● ASSIGNMENT
Your job is to copy every record exactly.

App and web page records
Content starts
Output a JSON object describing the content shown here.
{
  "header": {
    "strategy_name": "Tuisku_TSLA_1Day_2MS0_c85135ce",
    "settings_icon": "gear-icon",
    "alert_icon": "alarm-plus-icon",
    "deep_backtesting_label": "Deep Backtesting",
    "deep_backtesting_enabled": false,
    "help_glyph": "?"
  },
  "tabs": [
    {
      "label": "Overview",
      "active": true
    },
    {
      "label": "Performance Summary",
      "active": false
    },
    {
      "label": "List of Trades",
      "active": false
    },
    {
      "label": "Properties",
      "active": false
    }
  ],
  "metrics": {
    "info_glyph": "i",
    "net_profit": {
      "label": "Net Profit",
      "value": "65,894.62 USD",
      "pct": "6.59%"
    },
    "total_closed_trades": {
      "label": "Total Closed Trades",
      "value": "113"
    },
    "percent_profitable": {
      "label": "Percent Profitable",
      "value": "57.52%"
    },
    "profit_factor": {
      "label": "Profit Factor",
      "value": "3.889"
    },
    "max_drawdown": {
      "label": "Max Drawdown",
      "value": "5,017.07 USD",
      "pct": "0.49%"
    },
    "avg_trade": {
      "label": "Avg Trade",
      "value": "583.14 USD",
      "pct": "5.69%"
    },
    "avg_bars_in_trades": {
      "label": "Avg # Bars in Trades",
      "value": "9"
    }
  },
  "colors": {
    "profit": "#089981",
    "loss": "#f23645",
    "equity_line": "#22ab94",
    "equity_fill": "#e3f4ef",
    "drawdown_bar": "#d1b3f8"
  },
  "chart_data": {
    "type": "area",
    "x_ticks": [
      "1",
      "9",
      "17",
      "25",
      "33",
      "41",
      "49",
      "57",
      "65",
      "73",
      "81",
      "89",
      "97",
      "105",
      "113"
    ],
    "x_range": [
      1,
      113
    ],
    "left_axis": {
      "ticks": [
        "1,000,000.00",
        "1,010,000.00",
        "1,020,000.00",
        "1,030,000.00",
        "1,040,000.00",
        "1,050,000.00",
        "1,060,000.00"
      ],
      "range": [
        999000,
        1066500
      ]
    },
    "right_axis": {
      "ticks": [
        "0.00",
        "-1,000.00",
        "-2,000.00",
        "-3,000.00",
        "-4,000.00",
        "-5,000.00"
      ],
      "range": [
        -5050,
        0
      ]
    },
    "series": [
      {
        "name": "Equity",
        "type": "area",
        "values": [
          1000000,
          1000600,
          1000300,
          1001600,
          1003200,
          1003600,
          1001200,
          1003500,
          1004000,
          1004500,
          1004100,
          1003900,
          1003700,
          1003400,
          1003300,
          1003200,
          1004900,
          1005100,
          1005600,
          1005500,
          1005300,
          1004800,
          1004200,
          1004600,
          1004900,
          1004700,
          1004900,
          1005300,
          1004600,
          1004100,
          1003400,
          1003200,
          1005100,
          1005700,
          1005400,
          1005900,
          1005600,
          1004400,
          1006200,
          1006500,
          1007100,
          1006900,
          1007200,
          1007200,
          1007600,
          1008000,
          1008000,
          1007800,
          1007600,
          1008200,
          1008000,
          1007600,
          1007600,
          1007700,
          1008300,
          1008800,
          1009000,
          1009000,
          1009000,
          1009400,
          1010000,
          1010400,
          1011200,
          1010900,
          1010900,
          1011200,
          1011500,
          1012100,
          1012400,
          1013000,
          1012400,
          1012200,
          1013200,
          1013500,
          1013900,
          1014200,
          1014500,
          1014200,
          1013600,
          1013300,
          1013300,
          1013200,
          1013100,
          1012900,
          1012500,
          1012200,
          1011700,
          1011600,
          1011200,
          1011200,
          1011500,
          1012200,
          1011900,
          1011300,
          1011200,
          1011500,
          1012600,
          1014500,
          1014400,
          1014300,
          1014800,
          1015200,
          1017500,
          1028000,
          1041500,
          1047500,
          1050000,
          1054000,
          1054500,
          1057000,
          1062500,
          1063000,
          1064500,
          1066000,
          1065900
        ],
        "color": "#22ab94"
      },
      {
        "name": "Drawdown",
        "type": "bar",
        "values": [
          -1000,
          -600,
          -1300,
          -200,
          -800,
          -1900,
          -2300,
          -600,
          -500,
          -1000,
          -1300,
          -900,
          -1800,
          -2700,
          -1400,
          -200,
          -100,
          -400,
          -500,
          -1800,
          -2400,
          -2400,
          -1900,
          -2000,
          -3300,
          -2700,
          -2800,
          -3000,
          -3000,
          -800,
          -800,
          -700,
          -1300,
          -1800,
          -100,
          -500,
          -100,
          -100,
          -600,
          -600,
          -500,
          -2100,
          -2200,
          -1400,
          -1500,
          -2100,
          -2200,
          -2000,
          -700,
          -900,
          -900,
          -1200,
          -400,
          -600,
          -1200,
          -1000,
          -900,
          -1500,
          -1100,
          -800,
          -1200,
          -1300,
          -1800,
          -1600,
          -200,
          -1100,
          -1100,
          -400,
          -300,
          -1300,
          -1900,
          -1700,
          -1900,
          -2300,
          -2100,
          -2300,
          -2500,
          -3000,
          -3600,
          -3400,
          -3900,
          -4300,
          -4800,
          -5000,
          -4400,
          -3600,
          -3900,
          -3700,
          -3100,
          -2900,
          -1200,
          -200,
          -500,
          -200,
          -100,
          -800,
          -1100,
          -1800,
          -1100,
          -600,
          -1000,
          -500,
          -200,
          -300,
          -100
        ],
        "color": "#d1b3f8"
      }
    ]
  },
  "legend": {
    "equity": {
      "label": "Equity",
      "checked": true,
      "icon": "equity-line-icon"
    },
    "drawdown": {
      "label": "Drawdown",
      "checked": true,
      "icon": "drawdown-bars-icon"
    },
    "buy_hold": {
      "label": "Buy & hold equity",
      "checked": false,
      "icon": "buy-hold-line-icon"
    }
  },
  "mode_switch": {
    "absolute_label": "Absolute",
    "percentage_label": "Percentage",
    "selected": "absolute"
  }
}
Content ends
● EXERCISE ANSWER
Output a JSON object describing the content shown here.
{
  "header": {
    "strategy_name": "Tuisku_TSLA_1Day_2MS0_c85135ce",
    "settings_icon": "gear-icon",
    "alert_icon": "alarm-plus-icon",
    "deep_backtesting_label": "Deep Backtesting",
    "deep_backtesting_enabled": false,
    "help_glyph": "?"
  },
  "tabs": [
    {
      "label": "Overview",
      "active": true
    },
    {
      "label": "Performance Summary",
      "active": false
    },
    {
      "label": "List of Trades",
      "active": false
    },
    {
      "label": "Properties",
      "active": false
    }
  ],
  "metrics": {
    "info_glyph": "i",
    "net_profit": {
      "label": "Net Profit",
      "value": "65,894.62 USD",
      "pct": "6.59%"
    },
    "total_closed_trades": {
      "label": "Total Closed Trades",
      "value": "113"
    },
    "percent_profitable": {
      "label": "Percent Profitable",
      "value": "57.52%"
    },
    "profit_factor": {
      "label": "Profit Factor",
      "value": "3.889"
    },
    "max_drawdown": {
      "label": "Max Drawdown",
      "value": "5,017.07 USD",
      "pct": "0.49%"
    },
    "avg_trade": {
      "label": "Avg Trade",
      "value": "583.14 USD",
      "pct": "5.69%"
    },
    "avg_bars_in_trades": {
      "label": "Avg # Bars in Trades",
      "value": "9"
    }
  },
  "colors": {
    "profit": "#089981",
    "loss": "#f23645",
    "equity_line": "#22ab94",
    "equity_fill": "#e3f4ef",
    "drawdown_bar": "#d1b3f8"
  },
  "chart_data": {
    "type": "area",
    "x_ticks": [
      "1",
      "9",
      "17",
      "25",
      "33",
      "41",
      "49",
      "57",
      "65",
      "73",
      "81",
      "89",
      "97",
      "105",
      "113"
    ],
    "x_range": [
      1,
      113
    ],
    "left_axis": {
      "ticks": [
        "1,000,000.00",
        "1,010,000.00",
        "1,020,000.00",
        "1,030,000.00",
        "1,040,000.00",
        "1,050,000.00",
        "1,060,000.00"
      ],
      "range": [
        999000,
        1066500
      ]
    },
    "right_axis": {
      "ticks": [
        "0.00",
        "-1,000.00",
        "-2,000.00",
        "-3,000.00",
        "-4,000.00",
        "-5,000.00"
      ],
      "range": [
        -5050,
        0
      ]
    },
    "series": [
      {
        "name": "Equity",
        "type": "area",
        "values": [
          1000000,
          1000600,
          1000300,
          1001600,
          1003200,
          1003600,
          1001200,
          1003500,
          1004000,
          1004500,
          1004100,
          1003900,
          1003700,
          1003400,
          1003300,
          1003200,
          1004900,
          1005100,
          1005600,
          1005500,
          1005300,
          1004800,
          1004200,
          1004600,
          1004900,
          1004700,
          1004900,
          1005300,
          1004600,
          1004100,
          1003400,
          1003200,
          1005100,
          1005700,
          1005400,
          1005900,
          1005600,
          1004400,
          1006200,
          1006500,
          1007100,
          1006900,
          1007200,
          1007200,
          1007600,
          1008000,
          1008000,
          1007800,
          1007600,
          1008200,
          1008000,
          1007600,
          1007600,
          1007700,
          1008300,
          1008800,
          1009000,
          1009000,
          1009000,
          1009400,
          1010000,
          1010400,
          1011200,
          1010900,
          1010900,
          1011200,
          1011500,
          1012100,
          1012400,
          1013000,
          1012400,
          1012200,
          1013200,
          1013500,
          1013900,
          1014200,
          1014500,
          1014200,
          1013600,
          1013300,
          1013300,
          1013200,
          1013100,
          1012900,
          1012500,
          1012200,
          1011700,
          1011600,
          1011200,
          1011200,
          1011500,
          1012200,
          1011900,
          1011300,
          1011200,
          1011500,
          1012600,
          1014500,
          1014400,
          1014300,
          1014800,
          1015200,
          1017500,
          1028000,
          1041500,
          1047500,
          1050000,
          1054000,
          1054500,
          1057000,
          1062500,
          1063000,
          1064500,
          1066000,
          1065900
        ],
        "color": "#22ab94"
      },
      {
        "name": "Drawdown",
        "type": "bar",
        "values": [
          -1000,
          -600,
          -1300,
          -200,
          -800,
          -1900,
          -2300,
          -600,
          -500,
          -1000,
          -1300,
          -900,
          -1800,
          -2700,
          -1400,
          -200,
          -100,
          -400,
          -500,
          -1800,
          -2400,
          -2400,
          -1900,
          -2000,
          -3300,
          -2700,
          -2800,
          -3000,
          -3000,
          -800,
          -800,
          -700,
          -1300,
          -1800,
          -100,
          -500,
          -100,
          -100,
          -600,
          -600,
          -500,
          -2100,
          -2200,
          -1400,
          -1500,
          -2100,
          -2200,
          -2000,
          -700,
          -900,
          -900,
          -1200,
          -400,
          -600,
          -1200,
          -1000,
          -900,
          -1500,
          -1100,
          -800,
          -1200,
          -1300,
          -1800,
          -1600,
          -200,
          -1100,
          -1100,
          -400,
          -300,
          -1300,
          -1900,
          -1700,
          -1900,
          -2300,
          -2100,
          -2300,
          -2500,
          -3000,
          -3600,
          -3400,
          -3900,
          -4300,
          -4800,
          -5000,
          -4400,
          -3600,
          -3900,
          -3700,
          -3100,
          -2900,
          -1200,
          -200,
          -500,
          -200,
          -100,
          -800,
          -1100,
          -1800,
          -1100,
          -600,
          -1000,
          -500,
          -200,
          -300,
          -100
        ],
        "color": "#d1b3f8"
      }
    ]
  },
  "legend": {
    "equity": {
      "label": "Equity",
      "checked": true,
      "icon": "equity-line-icon"
    },
    "drawdown": {
      "label": "Drawdown",
      "checked": true,
      "icon": "drawdown-bars-icon"
    },
    "buy_hold": {
      "label": "Buy & hold equity",
      "checked": false,
      "icon": "buy-hold-line-icon"
    }
  },
  "mode_switch": {
    "absolute_label": "Absolute",
    "percentage_label": "Percentage",
    "selected": "absolute"
  }
}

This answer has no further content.